The Taxation of Controlled Foreign Corporations
(Institute of Policy Studies, Victoria University Press, Wellington, 1987)
41 Pages Posted: 27 Mar 2010
In 1987, New Zealand taxpayers could avoid tax by establishing foreign corporations in which they held a controlling shareholding in low tax jurisdictions. This avoidance could occur in two ways. First, through using the foreign corporation to intercept passive income, such as interest or royalties, that would otherwise be taxed to the shareholders. Secondly, by using a foreign corporation as an investment vehicle for accumulated profits, thus sheltering investment income that would otherwise accrue to the shareholders.
Six countries, the United States of America, Canada, France, the Federal Republic of Germany, and Japan, were sufficiently concerned about these problems to enact controlled foreign corporation legislation. Broadly, these countries adopt two methods to determine which income will be subject to taxation: the transactional approach and the jurisdictional approach. The jurisdictional approach is simple, relative to the transactional approach, but for all countries, the legislation is complicated.
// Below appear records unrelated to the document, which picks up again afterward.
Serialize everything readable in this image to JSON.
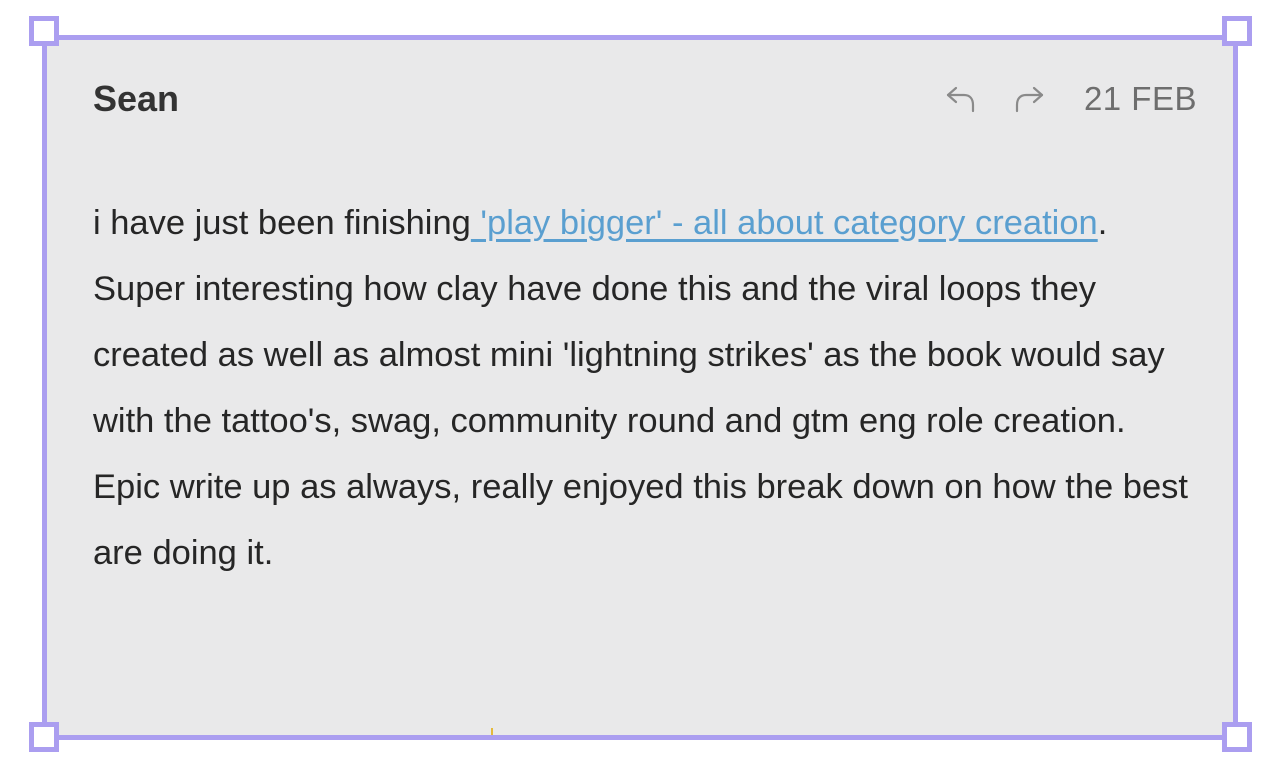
{
  "comment": {
    "author": "Sean",
    "date": "21 FEB",
    "paragraph1_prefix": "i have just been finishing",
    "paragraph1_link": " 'play bigger' - all about category creation",
    "paragraph1_suffix": ".",
    "paragraph2": "Super interesting how clay have done this and the viral loops they created as well as almost mini 'lightning strikes' as the book would say with the tattoo's, swag, community round and gtm eng role creation.",
    "paragraph3": "Epic write up as always, really enjoyed this break down on how the best are doing it."
  },
  "icons": {
    "reply": "reply-arrow-icon",
    "forward": "forward-arrow-icon"
  },
  "colors": {
    "selection_border": "#ab9ef0",
    "card_background": "#e9e9ea",
    "link": "#5a9fd0",
    "text": "#262626",
    "date": "#6e6e6e"
  }
}
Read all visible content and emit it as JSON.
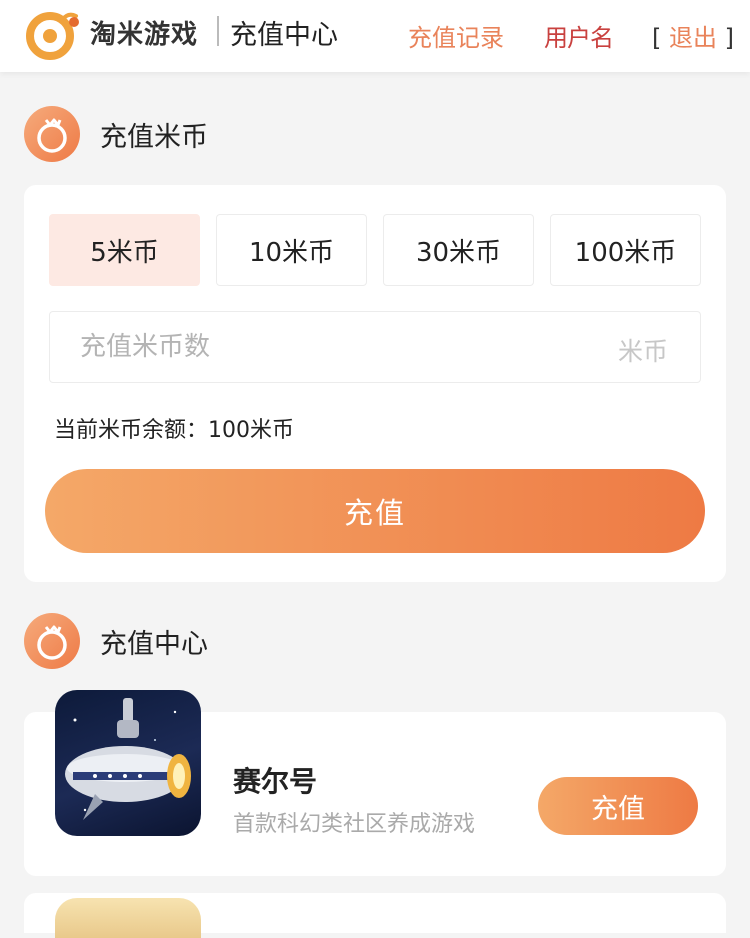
{
  "header": {
    "brand": "淘米游戏",
    "title": "充值中心",
    "history_link": "充值记录",
    "user_name": "用户名",
    "logout_open": "[",
    "logout_label": "退出",
    "logout_close": "]"
  },
  "recharge_section": {
    "title": "充值米币",
    "amounts": [
      {
        "label": "5米币",
        "selected": true
      },
      {
        "label": "10米币",
        "selected": false
      },
      {
        "label": "30米币",
        "selected": false
      },
      {
        "label": "100米币",
        "selected": false
      }
    ],
    "input_placeholder": "充值米币数",
    "input_unit": "米币",
    "balance_text": "当前米币余额：100米币",
    "submit_label": "充值"
  },
  "center_section": {
    "title": "充值中心",
    "games": [
      {
        "name": "赛尔号",
        "description": "首款科幻类社区养成游戏",
        "button_label": "充值"
      }
    ]
  },
  "colors": {
    "accent": "#ee7a44",
    "accent_light": "#f4a868",
    "selected_bg": "#fde9e3",
    "link": "#e9835a"
  }
}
The author compares the relative merits of each country’s legislation, concluding that the United Kingdom offers the most satisfactory model with the lowest compliance and administrative costs. In 1993, New Zealand adopted controlled foreign company legislation modelled on the United Kingdom’s approach.
Keywords: CFC, controlled foreign companies, comparative law, law reform, tax, international taxation, double taxation, passive income, investment income, New Zealand
JEL Classification: K34
Suggested Citation: Suggested Citation